Faith communities, such as churches, synagogues, ashrams, temples, mosques, etc., often involve dual and multiple roles between the religious leaders and members of the congregations. This type of role blending may take place when pastors, priests, rabbis, swamis, imams and other spiritual leaders, in addition to their spiritual leadership roles, also provide spiritual or other types of individual or couple counseling. Another form of multiple relationships takes place in faith, religious or spiritual communities when members choose licensed mental health professionals who are fellow congregation members, because they know them, trust them, and with whom they, obviously, share a spiritual practice, world view, and belief system.
Sport psychology often involved unavoidable complex multiple relationships among psychologists, coaches, managers, treaters, and other roles. The multiple relationships may be professional, social or other form of dual roles.
Police and law enforcement psychology is another setting that presents complex and often unavoidable multiple roles, multiple loyalties and multiple relationships situations in which the psychologist may be concurrently involved in providing clinical services as well as training, fitness-for-duty evaluations, pre-employment screenings, consultations with SWAT units, hostage negotiations, debriefings and other roles. These diverse responsibilities and multiple loyalties can present conflict of interests, conflict of loyalties, and ethical and legal dilemmas for police psychologists.

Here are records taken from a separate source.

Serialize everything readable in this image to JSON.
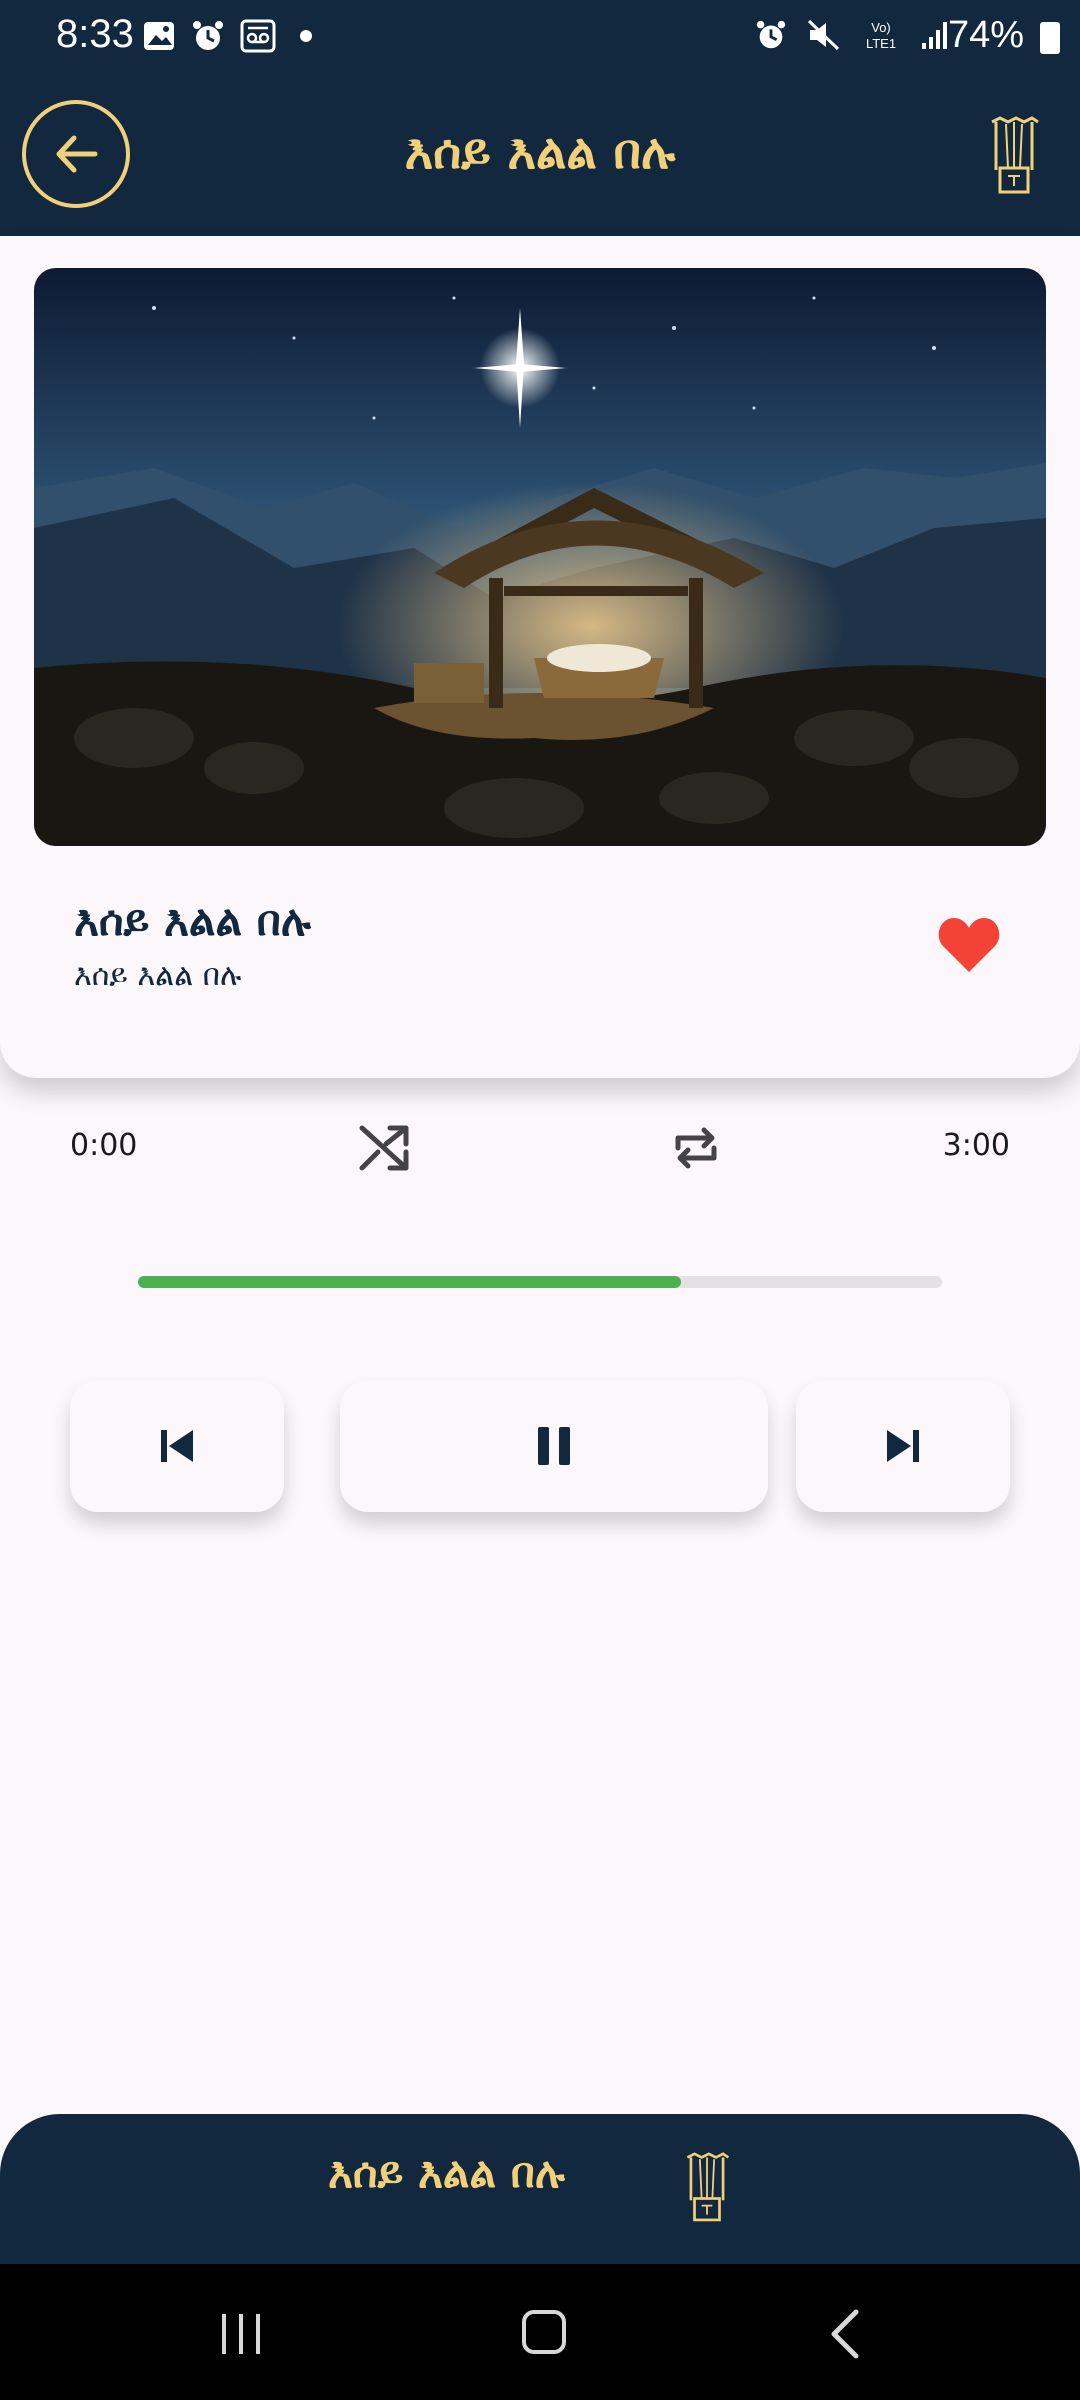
{
  "status_bar": {
    "time": "8:33",
    "battery": "74%",
    "network_label_top": "Vo)",
    "network_label_bottom": "LTE1"
  },
  "app_bar": {
    "title": "እሰይ እልል በሉ",
    "back_icon": "arrow-left-icon",
    "logo_icon": "harp-icon"
  },
  "now_playing": {
    "title": "እሰይ እልል በሉ",
    "subtitle": "እሰይ እልል በሉ",
    "favorite": true,
    "favorite_color": "#f44336",
    "artwork": "nativity-manger-under-star"
  },
  "player": {
    "current_time": "0:00",
    "total_time": "3:00",
    "progress": 0.675,
    "shuffle_icon": "shuffle-icon",
    "repeat_icon": "repeat-icon",
    "prev_icon": "skip-previous-icon",
    "play_icon": "pause-icon",
    "next_icon": "skip-next-icon",
    "accent_color": "#4caf50"
  },
  "mini_player": {
    "title": "እሰይ እልል በሉ",
    "logo_icon": "harp-icon"
  },
  "theme": {
    "primary": "#12283f",
    "gold": "#f2d07a",
    "background": "#fbf7fb"
  }
}
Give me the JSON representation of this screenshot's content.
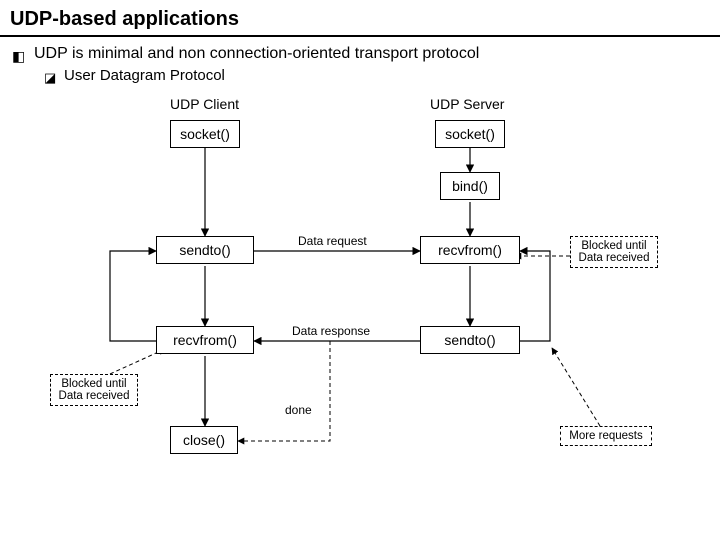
{
  "title": "UDP-based applications",
  "bullet1": "UDP is minimal and non connection-oriented transport protocol",
  "bullet2": "User Datagram Protocol",
  "diagram": {
    "client_header": "UDP Client",
    "server_header": "UDP Server",
    "client": {
      "socket": "socket()",
      "sendto": "sendto()",
      "recvfrom": "recvfrom()",
      "close": "close()"
    },
    "server": {
      "socket": "socket()",
      "bind": "bind()",
      "recvfrom": "recvfrom()",
      "sendto": "sendto()"
    },
    "labels": {
      "data_request": "Data request",
      "data_response": "Data response",
      "done": "done"
    },
    "notes": {
      "blocked_client": "Blocked until\nData received",
      "blocked_server": "Blocked until\nData received",
      "more_requests": "More requests"
    }
  }
}
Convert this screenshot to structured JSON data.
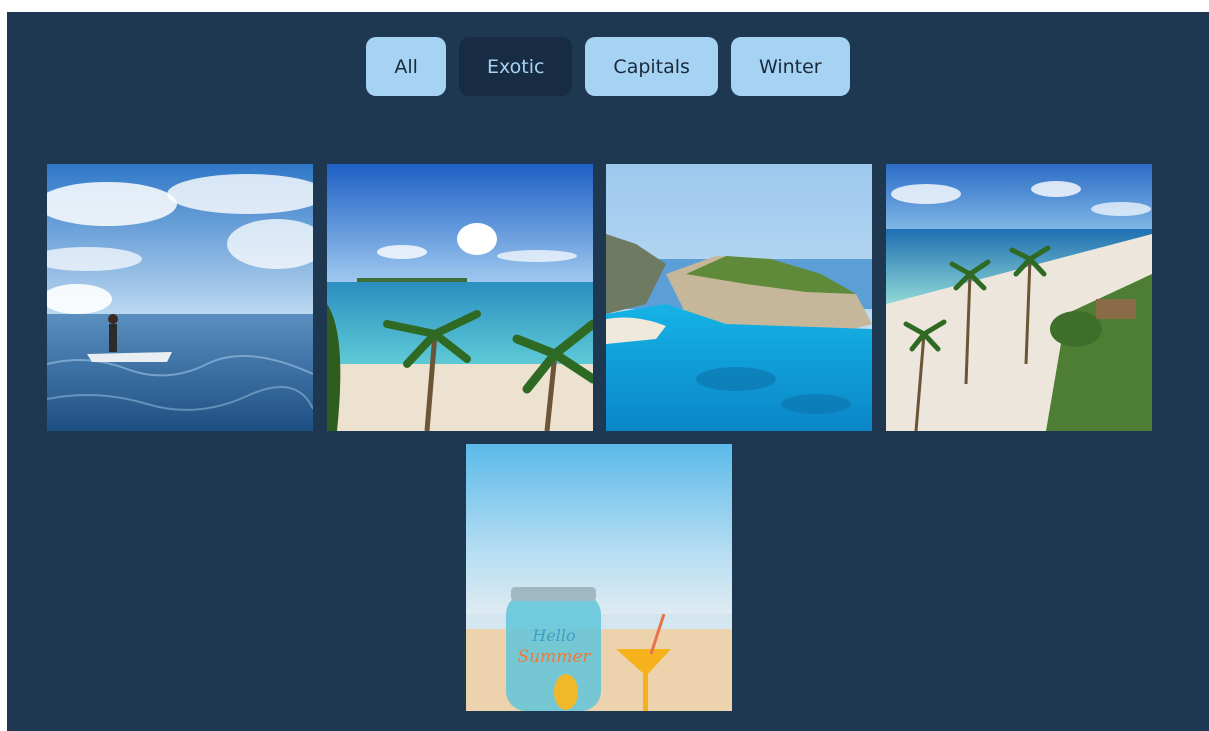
{
  "filters": [
    {
      "label": "All",
      "active": false
    },
    {
      "label": "Exotic",
      "active": true
    },
    {
      "label": "Capitals",
      "active": false
    },
    {
      "label": "Winter",
      "active": false
    }
  ],
  "gallery": {
    "photos": [
      {
        "subject": "jet-ski on open sea"
      },
      {
        "subject": "tropical beach with palm trees"
      },
      {
        "subject": "turquoise cove with cliffs"
      },
      {
        "subject": "resort beach with palms aerial view"
      },
      {
        "subject": "hello summer jar and cocktail on beach",
        "jar_text_line1": "Hello",
        "jar_text_line2": "Summer"
      }
    ]
  },
  "colors": {
    "page_background": "#1e3852",
    "button_background": "#a6d2f3",
    "button_active_background": "#172c42"
  }
}
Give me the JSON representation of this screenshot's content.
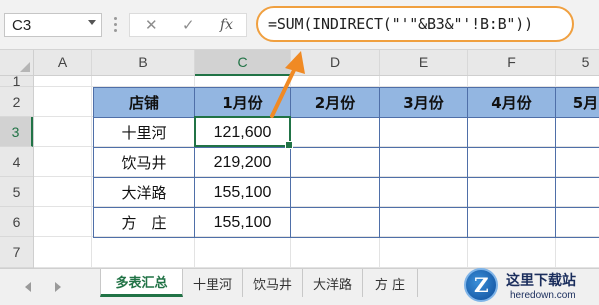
{
  "formula_bar": {
    "name_box": "C3",
    "cancel_icon": "✕",
    "enter_icon": "✓",
    "fx_label": "fx",
    "formula": "=SUM(INDIRECT(\"'\"&B3&\"'!B:B\"))"
  },
  "columns": [
    "A",
    "B",
    "C",
    "D",
    "E",
    "F",
    "5"
  ],
  "rows": [
    "1",
    "2",
    "3",
    "4",
    "5",
    "6",
    "7"
  ],
  "selected_cell": "C3",
  "table": {
    "headers": [
      "店铺",
      "1月份",
      "2月份",
      "3月份",
      "4月份",
      "5月"
    ],
    "rows": [
      {
        "store": "十里河",
        "jan": "121,600"
      },
      {
        "store": "饮马井",
        "jan": "219,200"
      },
      {
        "store": "大洋路",
        "jan": "155,100"
      },
      {
        "store": "方　庄",
        "jan": "155,100"
      }
    ]
  },
  "sheet_tabs": [
    {
      "label": "多表汇总",
      "active": true
    },
    {
      "label": "十里河",
      "active": false
    },
    {
      "label": "饮马井",
      "active": false
    },
    {
      "label": "大洋路",
      "active": false
    },
    {
      "label": "方 庄",
      "active": false
    }
  ],
  "watermark": {
    "title": "这里下载站",
    "url": "heredown.com",
    "logo_letter": "Z"
  },
  "colors": {
    "accent_green": "#217346",
    "header_fill": "#93b6e1",
    "table_border": "#4f6fa8",
    "callout_orange": "#f0a040"
  },
  "icons": {
    "name_box_dropdown": "chevron-down-icon",
    "formula_dots": "dots-icon",
    "cancel": "cancel-icon",
    "enter": "check-icon",
    "function": "fx-icon"
  }
}
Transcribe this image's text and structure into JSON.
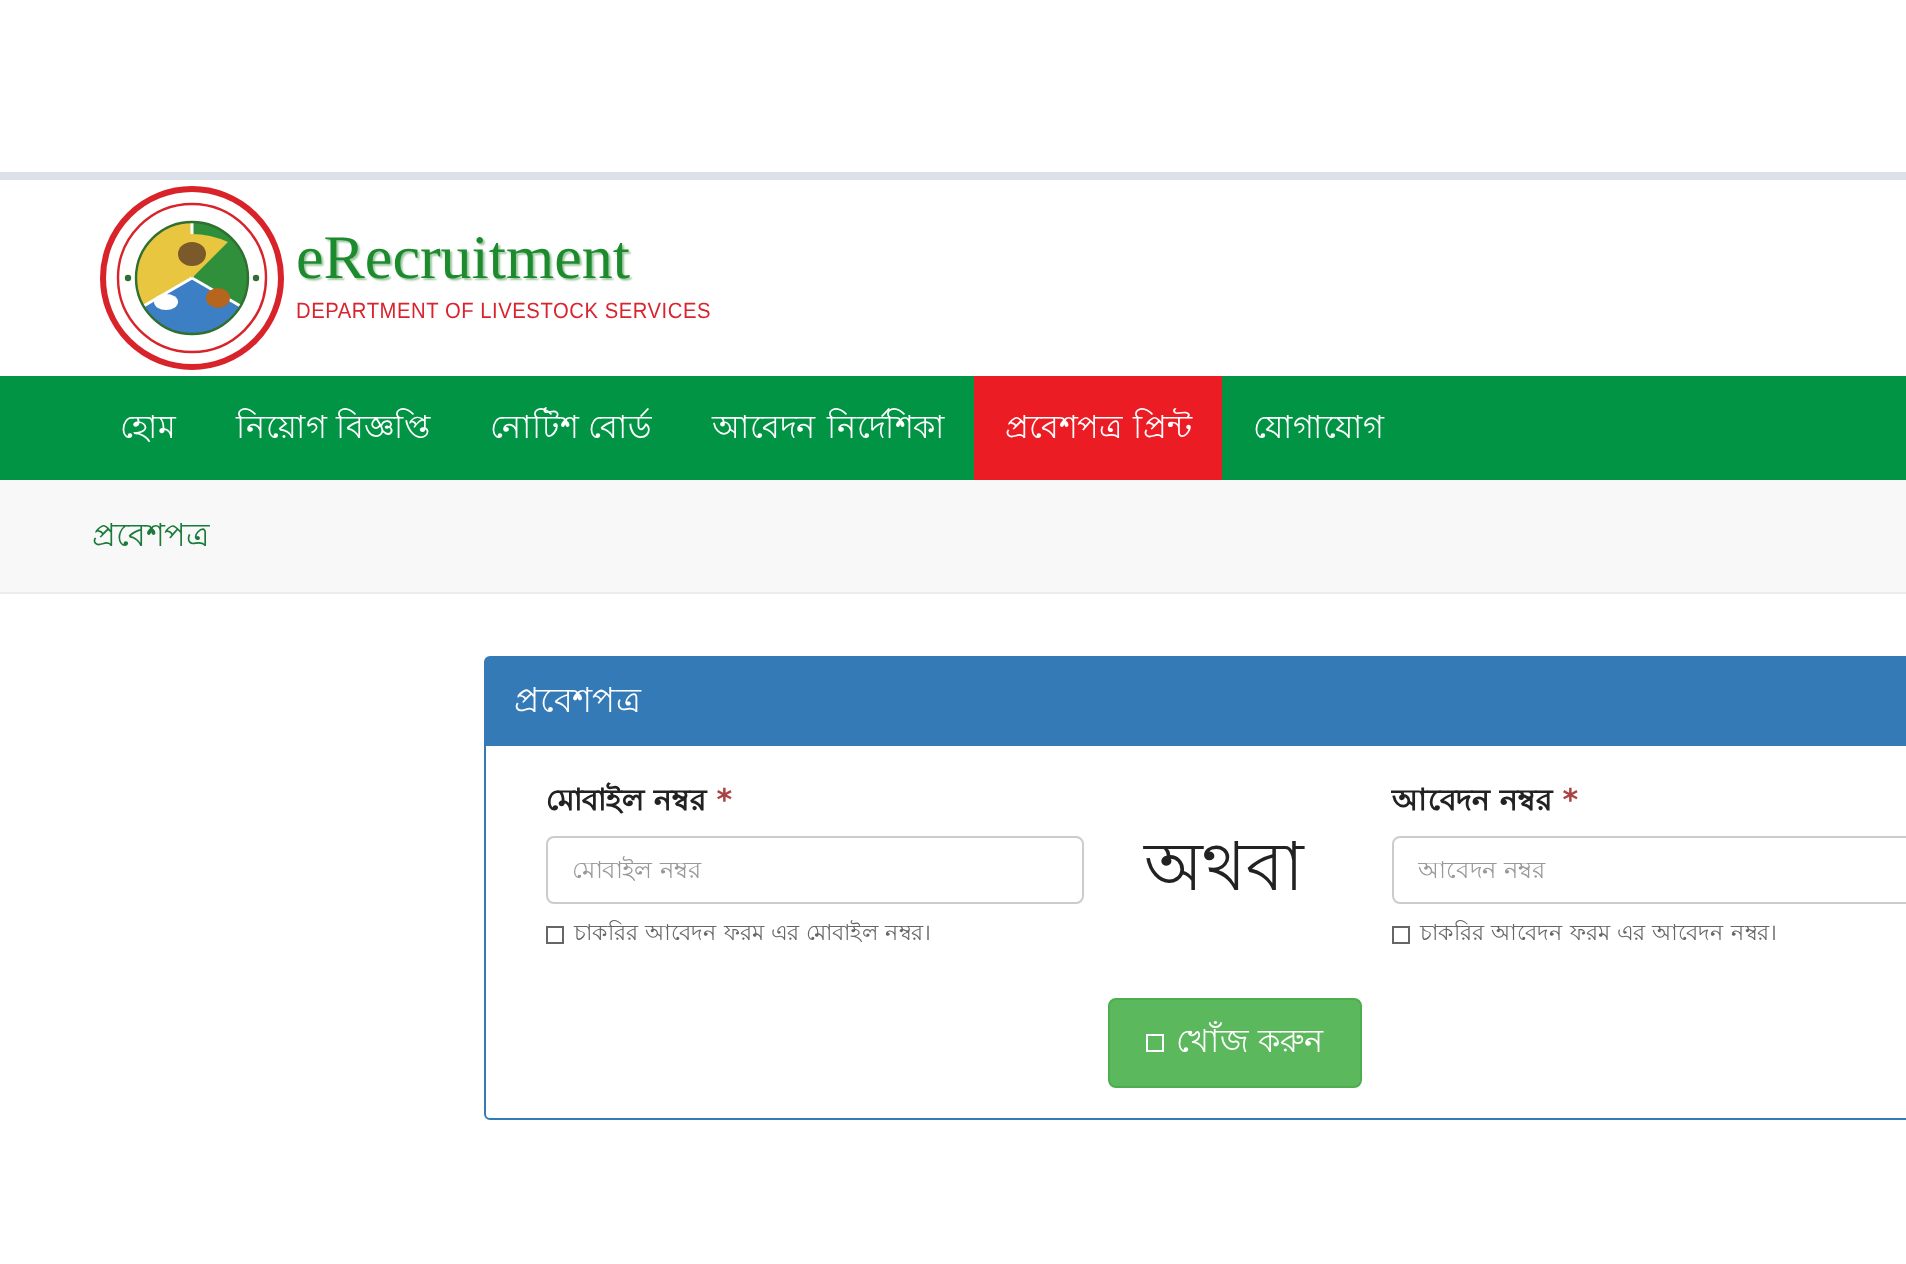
{
  "header": {
    "logo_title": "eRecruitment",
    "logo_subtitle": "DEPARTMENT OF LIVESTOCK SERVICES"
  },
  "nav": [
    {
      "label": "হোম",
      "selected": false
    },
    {
      "label": "নিয়োগ বিজ্ঞপ্তি",
      "selected": false
    },
    {
      "label": "নোটিশ বোর্ড",
      "selected": false
    },
    {
      "label": "আবেদন নির্দেশিকা",
      "selected": false
    },
    {
      "label": "প্রবেশপত্র প্রিন্ট",
      "selected": true
    },
    {
      "label": "যোগাযোগ",
      "selected": false
    }
  ],
  "breadcrumb": "প্রবেশপত্র",
  "panel": {
    "title": "প্রবেশপত্র",
    "fields": [
      {
        "label": "মোবাইল নম্বর",
        "required_mark": "*",
        "placeholder": "মোবাইল নম্বর",
        "help": "চাকরির আবেদন ফরম এর মোবাইল নম্বর।"
      },
      {
        "label": "আবেদন নম্বর",
        "required_mark": "*",
        "placeholder": "আবেদন নম্বর",
        "help": "চাকরির আবেদন ফরম এর আবেদন নম্বর।"
      }
    ],
    "separator": "অথবা",
    "button": "খোঁজ করুন"
  }
}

The relationship between clinical supervisor and supervisee is highly complex as supervisory relationships inherently involve multiple roles, multiple functions and multiple responsibilities. Tensions may exist between the supervisor’s ethical, legal, and gatekeeping roles, which include: a) Enhancing supervisees’ growth and professional development; b) Protecting the clients; c) Protecting future clients who may be treated by the supervisees; and d) Like other psychotherapists, supervisors have the duty to protect the public in cases such as child/elder abuse/neglect and danger (i.e., Tarasoff).
Unexpected multiple relationships take place is situations where therapists surprisingly discover that two different clients are related or have intense relationships, as in the movie “Prime” where the therapist finds out that that the “boyfriend” her client was referring to was . . . her son.
- Dual Relationships (6ce)
- Boundaries & Movies (6ce)
- Boundaries in Therapy (2ce)
- More online CE courses on related topics
- Important Licensing Board Decision: Dual Relationships and Expert Testimony by Richard Lesley, JD, Attorney at Law.